Almost every coffee shop offers some form of iced coffee, whether that be the newer and extremely popular version called Cold Brew or the classic hot coffee over ice style. While they might seem interchangeable, both methods can be equally flavorful, but they are certainly beasts of different natures. Let’s dig into what makes them unique and then find out how easy it is for you to do at home with a few simple recipes.
Cold Brew is the new *cool* kid on the block. New wave coffee shops have been brewing this seemingly addictive substance for the past several years and it’s become such a popular trend people everywhere are hooked on the stuff. What makes this different from the iced coffee you grew up with? It’s all in the way it’s brewed. See, coffee is basically water that has coffee flavor pulled out of coffee beans. We usually do this by using hot water to really quickly get out as much of the good stuff as we can. Typically, the hotter the water, the better it is at doing this.
Hot coffee is generally brewed in a handful of minutes, right? By using cold water to brew, it takes exponentially longer to extract the same amount of coffee flavor as you otherwise would, since brewing is a function of temperature and time. So, by grinding the coffee relatively coarse and brewing at cooler temperature, it takes 12 – 24 hours to extract the same amount of coffee you usually would in minutes. Organic acids in coffee can be really great to taste the nuance and elegance of different coffees, but these acids require heat to be extracted. Ultimately, this means that cold brew has only a fraction of the acids as hot coffee (great for people who have a hard time with acidic foods) and the end product is generally full bodied with a chocolaty and caramelly flavor profile. Since you get all of those tasty and rich notes of chocolate and caramel, we recommend using coffees from Central or South America for cold brew, as these coffees are the perfect profile for this brew method. This makes cold brewed coffee a thirst quenching cold coffee drink and, even quite good with a little sugar or cream added. There’s enough coffee flavor and mouthfeel to hold up to these ingredients and in the end, they can work together well, without one overpowering the other.
Iced coffee is the more classic version of cold coffee, and one that all of our parents and grandparents likely drank during the hot summer months. Traditionally, iced coffee was made by brewing coffee hot and after it got cold, you’d pour it over ice to chill it and make a cold coffee drink. Unfortunately, this method isn’t that great. As the coffee sits, it begins to oxidize, so by the time it’s poured over ice, the iced coffee is usually a bitter mess than screams for milk and sugar, but by the time you add them, you can’t taste any coffee flavor. By brewing the coffee directly over ice, we’re able to capture and preserve those wonderful nuances found in hot brewed coffee, but in a clean, sweet iced coffee, ideal for slow sipping. We find that brighter and more nuanced coffees work really well for this, so grab your favorite coffee from Guatemala, El Salvador, Ethiopia or Kenya, and it’s sure to taste fantastic as a Flash Chilled Iced coffee, with vibrant acidity and a delicate mouthfeel.

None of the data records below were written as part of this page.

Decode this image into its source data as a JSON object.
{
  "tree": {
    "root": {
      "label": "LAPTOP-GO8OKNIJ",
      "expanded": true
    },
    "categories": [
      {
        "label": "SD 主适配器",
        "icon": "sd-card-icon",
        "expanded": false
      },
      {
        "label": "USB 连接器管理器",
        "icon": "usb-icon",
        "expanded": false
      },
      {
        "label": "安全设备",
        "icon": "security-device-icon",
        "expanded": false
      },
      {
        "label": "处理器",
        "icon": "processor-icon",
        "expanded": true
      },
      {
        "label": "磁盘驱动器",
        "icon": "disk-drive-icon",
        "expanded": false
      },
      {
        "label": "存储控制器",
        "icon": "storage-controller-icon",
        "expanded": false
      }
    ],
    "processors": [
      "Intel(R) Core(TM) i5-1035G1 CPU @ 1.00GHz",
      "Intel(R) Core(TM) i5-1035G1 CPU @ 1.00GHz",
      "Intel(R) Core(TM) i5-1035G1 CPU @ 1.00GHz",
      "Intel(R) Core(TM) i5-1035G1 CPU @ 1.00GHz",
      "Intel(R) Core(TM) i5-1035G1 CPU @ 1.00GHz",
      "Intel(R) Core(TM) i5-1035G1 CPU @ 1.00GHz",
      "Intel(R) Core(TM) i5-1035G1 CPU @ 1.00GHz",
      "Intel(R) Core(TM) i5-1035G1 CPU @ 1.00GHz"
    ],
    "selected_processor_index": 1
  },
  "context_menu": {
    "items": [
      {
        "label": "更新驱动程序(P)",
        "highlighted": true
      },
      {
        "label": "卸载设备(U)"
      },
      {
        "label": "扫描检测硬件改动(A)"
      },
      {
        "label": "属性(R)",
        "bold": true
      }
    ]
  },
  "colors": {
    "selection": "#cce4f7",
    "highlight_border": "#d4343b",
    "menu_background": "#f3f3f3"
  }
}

Cold Brew is great on its own or with cream and sugar, and perfect for coffee drinkers who want delicious, easy drinking iced coffee all summer long. Flash Chilled Iced Coffee is better suited for the pour over purists who love tasting the vibrant nuances each coffee has to offer, but wants a refreshing cold drink as well.
One of the best parts of Cold Brew is how easy it is to make. You can make Cold Brew in almost any device out there – and there are a TON of gadgets specifically for making Cold Brew, like the Bruer, the Toddy brewer or the Hario Cold Brew system.
Here are two methods we like to use to make cold brew, the super basic Cold Brew method and the Hot Bloom / Cold Brew method that is our personal favorite. For both recipes we like to do the full immersion method – kind of like a french press – put it in the fridge for 24 hours, let it work its magic and, voila, tasty cold brew coffee.
The Hot Bloom method is our favorite way to make cold brew since it’s the best of both worlds of hot and cold brewing. You’re able to pull out some interesting flavors, aromas, nuance, and sweetness from the quick hot blooming, then the low and slow method of cold brewing for 24 hours.
The method we prefer to make really tasty and nuanced iced coffee is called Flash Chilled Iced Coffee. This method brews the hot coffee directly over the ice to instantly chill the brewed coffee. This helps to capture and preserve the interesting flavors, aromas, and characteristics you might normally taste in drip coffee or a pour over. The end result is a balanced, clean and sweet iced coffee with a light mouthfeel. We recommend drinking this without any additives for optimal enjoyment. This recipe makes enough for 2 cups of the best damn iced coffee you’ve ever had.
What you’ll need
Whether you are a die hard Cold Brew lover or a Flash Chilled Iced Coffee fanatic, these recipes are sure to keep your thirst quenched all summer long. Try them out and let me know what your favorite kind of iced coffee is in the comments below!